  5. Ah, Springfield - I was just there yesterday, as a matter of fact! Drove by one of your classic Steak and Shakes. In my opinion, Springfield has a higher-than-average percentage of well-preserved old retail buildings.

    As mentioned, my personal experience with WM postdates their early era, but from what I've read and photos I've seen, 1982-3 is about when the stores started to take on a nicer appearance.

    I loved discount store rides, but most of my memories in that regard are associated with Zayre! :)

    ReplyDelete
    Replies
    1. The actual 'turn', so to speak, was in 1979. Wal-Mart built two brand new stores in Pine Bluff, AR. These two stores were dubbed 'Project 79'. The signage, decor and atmosphere was slowly (very slowly) farmed out to the existing stores, but all new stores after Pine Bluff had some variant of the package. I remember two stores opening in Longview, TX in 1981. Both were FAR nicer than the store opened in Henderson (20 miles away) in 1977. Henderson would get this decor package and remodel a year and a half later, which stayed with it until it was moved to a new Supercenter in 1995 or so. Neither of these original 1981 stores are open; one moved to the 12th Supercenter in the chain in 1992, and the other was moved to one a few years ago.

      Delete
  6. This map gives you a good idea on the phenomenal growth of Wal-Mart over the last 50 years:

    http://projects.flowingdata.com/walmart/

    Also, I don't know if the author has heard of Auchan Hypermarkets, which were these huge supercenters in the Houston area that opened back in the late 80's. You know who was there visiting the hypermarkets to get a good idea on how to expand his store? That's right, Sam Walton!

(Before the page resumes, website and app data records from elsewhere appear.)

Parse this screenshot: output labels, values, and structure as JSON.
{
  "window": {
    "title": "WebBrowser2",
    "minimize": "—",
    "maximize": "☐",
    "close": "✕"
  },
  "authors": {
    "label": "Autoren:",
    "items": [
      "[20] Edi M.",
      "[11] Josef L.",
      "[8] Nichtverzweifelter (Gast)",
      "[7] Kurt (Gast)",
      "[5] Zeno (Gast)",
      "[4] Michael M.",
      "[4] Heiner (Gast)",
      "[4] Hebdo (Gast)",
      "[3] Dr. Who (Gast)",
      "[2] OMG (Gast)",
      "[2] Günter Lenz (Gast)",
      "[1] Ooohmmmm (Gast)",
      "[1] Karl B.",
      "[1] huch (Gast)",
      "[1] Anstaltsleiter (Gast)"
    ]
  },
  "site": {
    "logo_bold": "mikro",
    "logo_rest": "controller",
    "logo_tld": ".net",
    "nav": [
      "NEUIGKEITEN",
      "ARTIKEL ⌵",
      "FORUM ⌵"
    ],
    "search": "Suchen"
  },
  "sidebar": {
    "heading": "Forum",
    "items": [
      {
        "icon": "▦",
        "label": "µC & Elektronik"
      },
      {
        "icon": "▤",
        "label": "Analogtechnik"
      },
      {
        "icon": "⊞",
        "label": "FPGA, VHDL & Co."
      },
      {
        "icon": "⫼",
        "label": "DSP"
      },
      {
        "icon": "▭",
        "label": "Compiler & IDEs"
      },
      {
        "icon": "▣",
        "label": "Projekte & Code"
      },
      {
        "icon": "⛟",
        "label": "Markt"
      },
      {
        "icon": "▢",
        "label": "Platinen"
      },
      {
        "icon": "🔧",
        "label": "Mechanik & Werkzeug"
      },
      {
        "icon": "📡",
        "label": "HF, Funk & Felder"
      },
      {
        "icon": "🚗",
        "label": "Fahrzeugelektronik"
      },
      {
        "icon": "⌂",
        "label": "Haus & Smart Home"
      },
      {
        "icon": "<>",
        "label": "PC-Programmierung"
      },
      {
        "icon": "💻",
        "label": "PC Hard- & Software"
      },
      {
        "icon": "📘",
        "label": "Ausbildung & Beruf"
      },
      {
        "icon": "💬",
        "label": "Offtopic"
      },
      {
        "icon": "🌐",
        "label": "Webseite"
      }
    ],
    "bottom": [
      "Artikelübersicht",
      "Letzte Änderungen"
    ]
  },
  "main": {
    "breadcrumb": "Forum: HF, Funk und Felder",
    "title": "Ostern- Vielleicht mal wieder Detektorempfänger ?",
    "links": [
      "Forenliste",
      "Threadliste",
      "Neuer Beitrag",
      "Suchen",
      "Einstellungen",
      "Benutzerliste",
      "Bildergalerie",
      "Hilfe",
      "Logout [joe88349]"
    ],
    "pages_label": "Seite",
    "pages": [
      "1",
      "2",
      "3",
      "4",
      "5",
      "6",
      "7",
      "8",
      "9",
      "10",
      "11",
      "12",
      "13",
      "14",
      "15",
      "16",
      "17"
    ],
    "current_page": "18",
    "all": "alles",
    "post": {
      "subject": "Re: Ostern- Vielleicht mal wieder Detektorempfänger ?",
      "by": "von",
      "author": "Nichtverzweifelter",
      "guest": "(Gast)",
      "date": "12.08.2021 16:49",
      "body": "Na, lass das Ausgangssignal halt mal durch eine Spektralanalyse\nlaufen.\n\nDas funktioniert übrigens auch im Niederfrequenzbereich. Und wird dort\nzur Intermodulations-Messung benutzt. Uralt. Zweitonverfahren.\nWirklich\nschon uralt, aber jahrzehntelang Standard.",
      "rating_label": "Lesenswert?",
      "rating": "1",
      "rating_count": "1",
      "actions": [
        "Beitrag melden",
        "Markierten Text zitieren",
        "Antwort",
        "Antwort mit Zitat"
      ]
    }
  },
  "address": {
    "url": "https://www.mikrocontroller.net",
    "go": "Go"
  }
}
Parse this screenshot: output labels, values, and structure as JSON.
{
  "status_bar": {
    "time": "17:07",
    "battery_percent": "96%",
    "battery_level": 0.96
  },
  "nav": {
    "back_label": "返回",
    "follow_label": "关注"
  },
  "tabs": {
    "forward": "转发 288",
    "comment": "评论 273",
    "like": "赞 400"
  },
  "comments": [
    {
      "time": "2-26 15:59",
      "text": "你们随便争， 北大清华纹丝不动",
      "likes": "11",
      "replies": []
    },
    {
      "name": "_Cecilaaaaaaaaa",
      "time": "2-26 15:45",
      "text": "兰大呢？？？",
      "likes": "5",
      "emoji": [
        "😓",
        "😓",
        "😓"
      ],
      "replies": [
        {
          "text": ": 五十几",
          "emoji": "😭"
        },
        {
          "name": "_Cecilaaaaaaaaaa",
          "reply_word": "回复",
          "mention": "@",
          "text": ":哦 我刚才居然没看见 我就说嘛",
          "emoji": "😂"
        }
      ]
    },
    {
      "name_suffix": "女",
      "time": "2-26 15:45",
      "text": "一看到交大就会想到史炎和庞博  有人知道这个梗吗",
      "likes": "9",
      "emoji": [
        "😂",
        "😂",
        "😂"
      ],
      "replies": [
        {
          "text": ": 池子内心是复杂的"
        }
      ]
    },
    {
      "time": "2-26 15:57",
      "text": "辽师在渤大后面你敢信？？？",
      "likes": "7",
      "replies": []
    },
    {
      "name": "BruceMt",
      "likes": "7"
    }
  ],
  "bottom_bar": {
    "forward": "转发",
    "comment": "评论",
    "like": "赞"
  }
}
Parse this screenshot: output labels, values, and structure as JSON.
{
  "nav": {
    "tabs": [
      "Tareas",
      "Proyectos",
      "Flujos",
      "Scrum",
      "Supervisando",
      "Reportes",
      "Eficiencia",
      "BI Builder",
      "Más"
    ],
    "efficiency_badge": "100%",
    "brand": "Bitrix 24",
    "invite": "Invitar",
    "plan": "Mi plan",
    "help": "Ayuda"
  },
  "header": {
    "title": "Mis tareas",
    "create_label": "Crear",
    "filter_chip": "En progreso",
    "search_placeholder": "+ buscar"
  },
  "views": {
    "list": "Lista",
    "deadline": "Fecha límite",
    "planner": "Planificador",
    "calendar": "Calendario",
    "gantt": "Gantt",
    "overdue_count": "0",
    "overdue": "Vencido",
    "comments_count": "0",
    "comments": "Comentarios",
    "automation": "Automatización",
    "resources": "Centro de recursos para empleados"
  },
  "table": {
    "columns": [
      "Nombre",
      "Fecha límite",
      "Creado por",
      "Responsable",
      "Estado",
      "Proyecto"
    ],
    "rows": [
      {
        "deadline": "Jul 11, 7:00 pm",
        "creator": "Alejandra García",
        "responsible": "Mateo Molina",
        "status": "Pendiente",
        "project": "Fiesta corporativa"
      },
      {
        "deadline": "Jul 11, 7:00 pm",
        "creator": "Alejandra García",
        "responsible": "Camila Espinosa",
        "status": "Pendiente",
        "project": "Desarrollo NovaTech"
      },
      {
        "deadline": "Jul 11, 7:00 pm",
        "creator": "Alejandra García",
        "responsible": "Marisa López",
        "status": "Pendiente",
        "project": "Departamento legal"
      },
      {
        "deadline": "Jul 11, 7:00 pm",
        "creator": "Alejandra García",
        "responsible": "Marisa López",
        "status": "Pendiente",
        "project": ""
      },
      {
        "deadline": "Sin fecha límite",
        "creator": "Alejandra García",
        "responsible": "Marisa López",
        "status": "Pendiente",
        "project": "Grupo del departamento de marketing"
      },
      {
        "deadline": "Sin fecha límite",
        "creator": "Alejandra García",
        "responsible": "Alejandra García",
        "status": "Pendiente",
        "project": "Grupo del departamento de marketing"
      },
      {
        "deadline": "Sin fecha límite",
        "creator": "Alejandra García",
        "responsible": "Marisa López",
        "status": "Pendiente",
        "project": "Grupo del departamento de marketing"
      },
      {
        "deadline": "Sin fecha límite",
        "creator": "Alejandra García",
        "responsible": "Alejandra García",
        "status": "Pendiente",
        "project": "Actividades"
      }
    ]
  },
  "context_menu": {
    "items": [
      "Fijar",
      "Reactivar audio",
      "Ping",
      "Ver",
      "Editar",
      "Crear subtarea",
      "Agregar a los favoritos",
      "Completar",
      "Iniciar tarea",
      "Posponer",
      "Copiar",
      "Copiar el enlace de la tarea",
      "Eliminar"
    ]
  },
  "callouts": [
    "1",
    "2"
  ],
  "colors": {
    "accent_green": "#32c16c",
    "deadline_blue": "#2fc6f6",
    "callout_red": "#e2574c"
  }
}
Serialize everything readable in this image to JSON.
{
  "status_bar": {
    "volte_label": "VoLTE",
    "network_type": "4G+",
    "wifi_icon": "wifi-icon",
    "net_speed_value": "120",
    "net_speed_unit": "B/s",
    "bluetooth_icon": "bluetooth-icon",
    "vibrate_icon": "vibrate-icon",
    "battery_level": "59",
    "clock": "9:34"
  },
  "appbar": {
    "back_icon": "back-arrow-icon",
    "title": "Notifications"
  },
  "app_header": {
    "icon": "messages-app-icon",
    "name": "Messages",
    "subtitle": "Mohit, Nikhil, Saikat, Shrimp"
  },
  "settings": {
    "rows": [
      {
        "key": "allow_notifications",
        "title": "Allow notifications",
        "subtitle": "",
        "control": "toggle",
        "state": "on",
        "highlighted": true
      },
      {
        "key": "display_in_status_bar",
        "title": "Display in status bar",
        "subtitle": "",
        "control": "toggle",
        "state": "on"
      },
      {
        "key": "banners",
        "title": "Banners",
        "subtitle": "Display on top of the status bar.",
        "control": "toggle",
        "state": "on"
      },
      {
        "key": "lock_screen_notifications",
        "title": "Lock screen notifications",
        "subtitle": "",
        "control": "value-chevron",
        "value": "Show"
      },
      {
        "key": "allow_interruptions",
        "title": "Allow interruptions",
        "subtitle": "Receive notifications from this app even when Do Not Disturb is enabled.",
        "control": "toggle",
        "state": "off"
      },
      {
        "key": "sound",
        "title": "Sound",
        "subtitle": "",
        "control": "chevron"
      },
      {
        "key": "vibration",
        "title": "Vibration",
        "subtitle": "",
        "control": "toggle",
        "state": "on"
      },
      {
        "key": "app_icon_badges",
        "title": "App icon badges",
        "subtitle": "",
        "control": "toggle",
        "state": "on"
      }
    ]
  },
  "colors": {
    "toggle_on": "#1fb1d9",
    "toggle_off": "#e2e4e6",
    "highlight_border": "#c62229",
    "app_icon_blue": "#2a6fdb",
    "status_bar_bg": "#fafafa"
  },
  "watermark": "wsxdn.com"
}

    ReplyDelete
  7. That's a fascinating map!It's amazing to watch their growth start so slow then accelerate to a frenzied pace in such a graphic fashion.

    I've heard of the Auchan Hypermarkets, and in fact at least one opened in the Chicago area (78th and Harlem) not long after I moved away in 1987. Interesting (but not surprising) that Sam was still doing recon missions that late in his career!

    ReplyDelete